**WHAT THE TASK ASKS:** Copy every line that holds the string "Brim" from the data below.

== EXTRACTED RECORDS

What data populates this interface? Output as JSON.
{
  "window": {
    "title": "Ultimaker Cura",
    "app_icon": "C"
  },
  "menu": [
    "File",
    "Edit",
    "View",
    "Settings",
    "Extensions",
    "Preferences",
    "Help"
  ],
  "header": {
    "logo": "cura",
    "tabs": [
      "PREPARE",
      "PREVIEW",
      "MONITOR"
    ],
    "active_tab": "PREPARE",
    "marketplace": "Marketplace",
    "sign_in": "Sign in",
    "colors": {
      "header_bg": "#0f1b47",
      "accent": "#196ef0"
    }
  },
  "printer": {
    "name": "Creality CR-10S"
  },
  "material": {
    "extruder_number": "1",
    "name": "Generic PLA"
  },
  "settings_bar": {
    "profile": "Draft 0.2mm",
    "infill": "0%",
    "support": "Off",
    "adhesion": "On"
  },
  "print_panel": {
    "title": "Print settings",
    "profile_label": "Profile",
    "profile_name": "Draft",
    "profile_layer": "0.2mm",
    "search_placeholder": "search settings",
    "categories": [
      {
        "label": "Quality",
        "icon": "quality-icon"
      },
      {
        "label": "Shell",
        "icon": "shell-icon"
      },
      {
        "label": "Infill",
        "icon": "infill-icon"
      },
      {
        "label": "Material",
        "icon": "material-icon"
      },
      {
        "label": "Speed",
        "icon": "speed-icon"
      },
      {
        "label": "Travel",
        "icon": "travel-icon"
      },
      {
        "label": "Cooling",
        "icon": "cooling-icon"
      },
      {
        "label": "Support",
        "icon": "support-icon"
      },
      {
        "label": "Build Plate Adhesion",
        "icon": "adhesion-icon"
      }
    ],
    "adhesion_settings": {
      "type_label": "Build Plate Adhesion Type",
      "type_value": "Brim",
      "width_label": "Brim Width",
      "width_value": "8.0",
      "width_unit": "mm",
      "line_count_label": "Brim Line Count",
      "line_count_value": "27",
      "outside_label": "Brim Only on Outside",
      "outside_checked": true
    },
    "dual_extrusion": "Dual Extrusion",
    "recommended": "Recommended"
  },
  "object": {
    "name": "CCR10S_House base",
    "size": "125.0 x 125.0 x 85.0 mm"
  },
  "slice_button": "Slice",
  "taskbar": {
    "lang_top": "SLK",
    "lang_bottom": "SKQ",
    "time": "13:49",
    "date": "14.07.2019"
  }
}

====

**REPLY TO THE EXERCISE:**
      "type_value": "Brim",
      "width_label": "Brim Width",
      "line_count_label": "Brim Line Count",
      "outside_label": "Brim Only on Outside",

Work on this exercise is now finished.